LONDON — A rare and impressive Benjamin Martin Planetarium is the top lot at Bonhams Important Instruments of Science & Technology sale on 31 October in London. It carries an estimate of £80,000-120,000 ($94,000-$142,000) into auction.
Planetarium ‘Ahead of Its Time’
This rare, philosophical instrument cleverly demonstrates the movement of the earth. Alternatively, it also shows the orbits of the then known planets around the sun by use of a hand-cranked geared mechanism. It bears the signature of the maker, Benjamin Martin of London. He is one of the leading instrument makers in London in the 18th century. One of this many creations, the planetarium is a fine working example of the exquisite output from his workshop in Fleet Street. It dates from 1765-70. During this time, Martin received a commission from Harvard University, Massachusetts, to produce a collection of scientific instruments. The international recognition of Martin’s work further underlines his lasting significance. As history reveals, many of his models appear well into the Victorian era.

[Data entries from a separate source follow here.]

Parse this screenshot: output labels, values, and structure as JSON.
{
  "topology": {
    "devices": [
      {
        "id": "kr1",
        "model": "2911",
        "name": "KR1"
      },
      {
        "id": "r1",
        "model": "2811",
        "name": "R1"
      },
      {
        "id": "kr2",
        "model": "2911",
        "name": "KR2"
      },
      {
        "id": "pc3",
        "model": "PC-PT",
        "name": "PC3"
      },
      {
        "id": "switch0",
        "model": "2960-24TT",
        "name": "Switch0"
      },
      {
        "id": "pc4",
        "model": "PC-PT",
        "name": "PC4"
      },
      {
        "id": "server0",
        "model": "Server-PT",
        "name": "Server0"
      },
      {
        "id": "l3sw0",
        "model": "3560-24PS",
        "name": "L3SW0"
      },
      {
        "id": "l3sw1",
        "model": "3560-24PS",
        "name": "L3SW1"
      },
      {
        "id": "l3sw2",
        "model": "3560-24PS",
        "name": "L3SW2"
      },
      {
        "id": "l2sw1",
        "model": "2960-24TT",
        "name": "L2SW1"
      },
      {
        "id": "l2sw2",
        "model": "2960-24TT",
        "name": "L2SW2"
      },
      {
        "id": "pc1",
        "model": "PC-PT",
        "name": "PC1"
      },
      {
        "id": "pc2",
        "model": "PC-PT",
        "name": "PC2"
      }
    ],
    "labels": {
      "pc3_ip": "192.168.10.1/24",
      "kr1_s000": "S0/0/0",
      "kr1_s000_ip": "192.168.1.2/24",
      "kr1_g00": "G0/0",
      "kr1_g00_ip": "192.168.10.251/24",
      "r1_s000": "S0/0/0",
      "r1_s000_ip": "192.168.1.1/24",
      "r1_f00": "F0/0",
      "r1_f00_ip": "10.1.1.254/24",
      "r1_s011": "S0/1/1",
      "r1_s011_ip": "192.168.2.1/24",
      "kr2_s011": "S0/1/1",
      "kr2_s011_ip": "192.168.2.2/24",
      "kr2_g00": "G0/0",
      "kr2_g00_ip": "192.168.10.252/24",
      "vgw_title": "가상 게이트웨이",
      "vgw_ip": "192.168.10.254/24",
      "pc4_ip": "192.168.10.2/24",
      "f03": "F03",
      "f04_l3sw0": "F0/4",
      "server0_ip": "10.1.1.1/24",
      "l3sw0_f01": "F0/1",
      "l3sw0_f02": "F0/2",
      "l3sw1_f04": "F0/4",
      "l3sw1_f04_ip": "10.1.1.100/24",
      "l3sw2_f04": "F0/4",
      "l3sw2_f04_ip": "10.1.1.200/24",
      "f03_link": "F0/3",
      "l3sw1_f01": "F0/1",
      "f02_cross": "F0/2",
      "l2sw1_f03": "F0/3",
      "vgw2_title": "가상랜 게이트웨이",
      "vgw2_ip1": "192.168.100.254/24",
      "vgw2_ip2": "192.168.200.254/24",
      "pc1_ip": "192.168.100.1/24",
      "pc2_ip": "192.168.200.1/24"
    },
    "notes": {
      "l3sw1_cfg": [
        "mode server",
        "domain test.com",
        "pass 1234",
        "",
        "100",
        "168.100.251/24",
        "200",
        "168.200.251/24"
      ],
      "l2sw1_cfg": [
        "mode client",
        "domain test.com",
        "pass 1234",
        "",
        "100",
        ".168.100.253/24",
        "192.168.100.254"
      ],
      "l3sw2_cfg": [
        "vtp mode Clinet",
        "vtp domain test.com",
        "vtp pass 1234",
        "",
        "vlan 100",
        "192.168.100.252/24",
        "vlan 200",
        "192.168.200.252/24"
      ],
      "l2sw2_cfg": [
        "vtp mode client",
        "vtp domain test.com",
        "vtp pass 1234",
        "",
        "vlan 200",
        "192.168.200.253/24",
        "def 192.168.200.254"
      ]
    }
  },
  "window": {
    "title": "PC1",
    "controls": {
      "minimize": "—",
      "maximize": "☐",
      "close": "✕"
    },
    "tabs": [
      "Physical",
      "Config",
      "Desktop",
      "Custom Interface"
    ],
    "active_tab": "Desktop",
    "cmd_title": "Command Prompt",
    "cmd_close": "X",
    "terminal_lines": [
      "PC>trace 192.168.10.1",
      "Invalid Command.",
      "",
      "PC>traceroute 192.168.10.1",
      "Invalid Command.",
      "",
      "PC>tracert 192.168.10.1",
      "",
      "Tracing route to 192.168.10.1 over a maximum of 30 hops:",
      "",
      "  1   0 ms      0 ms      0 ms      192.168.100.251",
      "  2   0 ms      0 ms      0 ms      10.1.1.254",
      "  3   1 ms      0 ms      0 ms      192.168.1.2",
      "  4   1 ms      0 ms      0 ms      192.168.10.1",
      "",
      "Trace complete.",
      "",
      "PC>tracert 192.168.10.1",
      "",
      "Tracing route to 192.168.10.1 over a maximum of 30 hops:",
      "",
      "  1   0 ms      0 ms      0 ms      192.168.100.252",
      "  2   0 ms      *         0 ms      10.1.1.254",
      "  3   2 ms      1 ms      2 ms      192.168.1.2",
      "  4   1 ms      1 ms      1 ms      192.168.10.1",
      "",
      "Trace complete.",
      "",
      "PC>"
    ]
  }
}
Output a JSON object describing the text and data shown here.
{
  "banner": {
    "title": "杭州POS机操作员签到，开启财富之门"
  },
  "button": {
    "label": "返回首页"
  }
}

Bonhams Science and Technology specialist, Jon Baddeley said: ‘This extraordinary example of Benjamin Martin’s work was truly multi-functional and ahead of its time. Made in the age of Enlightenment, these unusual and rare instruments were often used by the erudite upper classes who were always looking for ways to expand their knowledge of the world around them and share this scientific information at social gatherings.’
Additional Featured Auction Lots
• Rare pair of Vincenzo Coronelli 18 ½ inch terrestrial and celestial globes. The Italian pair sits on stands. They were published in 1696. (£100,000-150,000/$118,000-$175,000).
— Three-Rotor Model 1 Enigma Cipher Machine, German, 1933 (£60,000-80,000/$70,000-$94,000).
• Richard Glynne Gilt and Silvered Brass Horizontal Sundial, English, circa 1725 (£25,000-35,000/$30,000-$41,000)
For more information, visit www.bonhams.com.